[00:41:46] The funny thing is the opponent may even be our own unwanted impulses. So if we think about habits, such as eating too much or smoking or procrastinating. If we can orient our mental model and we can act quickly, we can kind of subvert our own unwanted impulses to eat more, to take a cigarette, to goof around. If we can interfere with the execution of those habits. And slow them down. And if we can make mindful decisions a little bit faster we can have better outcomes.
[00:42:24] We discussed today that challenging our assumptions was very important and we heard lots of examples from Tom about that.
[00:42:33] One prevailing model among many people is that there are evil people and those evil people cause the problems we see in society. With that model, the only thing you can really do is get rid of evil people, which explains why people who really get into that have trouble getting anything done. Except perhaps starting wars or putting people in jail or killing a lot of people.
[00:43:00] In fact, we can think of individuals as responding to the things around them. We are a product of all of our experiences and generational inheritance as well. Our mental models are very well-established neural pathways and it's not easy to change them.
[00:43:19] And so when we free ourselves of this notion that there are evil people and instead look at the preconditions that resulted in what those people did. Now we have a chance. We have a chance to intercede and make things better.
[00:43:35] We got a lot out of this conversation and we hope you did too.
Credits and Call to Action
[00:43:41] Daniel Greening: Many thanks to our guest, Tom Looy,
[00:43:44] Check out our show notes for references and other helpful stuff.
[00:43:48] We also write about Mindful Agility at mindfulagility.com/posts. Sign up for the newsletter at Mindful Agility dot com. It keeps you up to date about new posts and episodes.
[00:44:03] If you're interested in working with a group, trying to apply these concepts to our own lives, consider joining us in our Facebook group called Mindful Agility Community, which meets every couple of weeks.
[00:44:17] Daniel Greening: If you're still with us, here's something you can try. First think about a purpose or goal. What oppositional forces would you like to slow down? And what OODA sequences would you like to speed up?
[00:44:34] You might want to advance your career, or you might want to encourage your kids to do their homework, or you might want to encourage a good habit in yourself.
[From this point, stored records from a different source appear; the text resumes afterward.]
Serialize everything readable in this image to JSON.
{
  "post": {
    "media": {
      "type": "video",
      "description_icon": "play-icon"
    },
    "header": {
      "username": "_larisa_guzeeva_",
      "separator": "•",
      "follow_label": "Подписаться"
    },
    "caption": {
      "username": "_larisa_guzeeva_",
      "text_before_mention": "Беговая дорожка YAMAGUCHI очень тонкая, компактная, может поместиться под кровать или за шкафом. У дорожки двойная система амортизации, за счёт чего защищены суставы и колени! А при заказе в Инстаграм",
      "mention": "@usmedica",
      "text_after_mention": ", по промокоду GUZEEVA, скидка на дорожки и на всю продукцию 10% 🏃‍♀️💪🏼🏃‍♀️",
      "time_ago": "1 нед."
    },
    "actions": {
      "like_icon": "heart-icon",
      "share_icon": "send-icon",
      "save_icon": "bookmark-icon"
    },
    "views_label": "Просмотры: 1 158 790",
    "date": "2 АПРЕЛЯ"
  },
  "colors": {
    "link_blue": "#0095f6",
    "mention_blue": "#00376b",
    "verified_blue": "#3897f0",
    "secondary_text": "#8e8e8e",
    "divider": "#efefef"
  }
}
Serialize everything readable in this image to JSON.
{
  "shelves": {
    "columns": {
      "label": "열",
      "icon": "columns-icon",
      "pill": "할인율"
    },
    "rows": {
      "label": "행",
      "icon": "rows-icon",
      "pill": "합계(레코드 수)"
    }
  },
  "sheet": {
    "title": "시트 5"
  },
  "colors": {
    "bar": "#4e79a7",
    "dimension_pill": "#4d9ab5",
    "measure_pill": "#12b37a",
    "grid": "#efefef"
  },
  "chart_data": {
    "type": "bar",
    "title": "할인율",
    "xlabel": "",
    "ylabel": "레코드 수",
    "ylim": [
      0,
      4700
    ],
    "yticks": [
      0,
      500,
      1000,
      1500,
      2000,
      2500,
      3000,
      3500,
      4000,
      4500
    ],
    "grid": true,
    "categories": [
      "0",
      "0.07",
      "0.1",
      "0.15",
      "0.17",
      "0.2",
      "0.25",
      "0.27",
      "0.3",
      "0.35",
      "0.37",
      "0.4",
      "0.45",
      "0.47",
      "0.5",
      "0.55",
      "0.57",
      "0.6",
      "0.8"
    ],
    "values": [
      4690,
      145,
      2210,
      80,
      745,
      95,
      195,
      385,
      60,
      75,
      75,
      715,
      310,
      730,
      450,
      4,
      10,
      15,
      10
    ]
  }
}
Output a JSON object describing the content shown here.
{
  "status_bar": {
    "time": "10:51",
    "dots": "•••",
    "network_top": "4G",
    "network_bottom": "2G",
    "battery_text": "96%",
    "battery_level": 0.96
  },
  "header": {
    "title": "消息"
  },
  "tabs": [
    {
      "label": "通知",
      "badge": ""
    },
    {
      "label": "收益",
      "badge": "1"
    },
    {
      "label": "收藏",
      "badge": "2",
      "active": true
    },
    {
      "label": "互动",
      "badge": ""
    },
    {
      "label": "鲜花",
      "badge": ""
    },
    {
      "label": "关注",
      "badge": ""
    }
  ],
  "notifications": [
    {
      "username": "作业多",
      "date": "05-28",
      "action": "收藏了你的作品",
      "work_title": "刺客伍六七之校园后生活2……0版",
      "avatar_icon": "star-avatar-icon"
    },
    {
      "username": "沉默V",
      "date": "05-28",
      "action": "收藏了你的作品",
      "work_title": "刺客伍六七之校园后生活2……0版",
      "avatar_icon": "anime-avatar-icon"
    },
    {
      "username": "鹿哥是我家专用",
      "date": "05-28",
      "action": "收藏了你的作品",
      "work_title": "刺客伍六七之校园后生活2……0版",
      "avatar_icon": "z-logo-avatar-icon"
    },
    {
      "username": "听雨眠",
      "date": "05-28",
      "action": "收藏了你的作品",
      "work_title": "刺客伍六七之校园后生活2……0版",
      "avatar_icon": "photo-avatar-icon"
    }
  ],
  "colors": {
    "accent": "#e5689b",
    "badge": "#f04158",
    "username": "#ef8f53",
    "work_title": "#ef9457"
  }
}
[00:44:44] Slow down the observe orient decide act sequence for impediments. Speed up the observe orient decide act sequence for improvements. We're curious what you decide to do. So if you feel like it, send us a note to firstname.lastname@example.org.
[00:45:06] I'm Dan Greening. See you next time.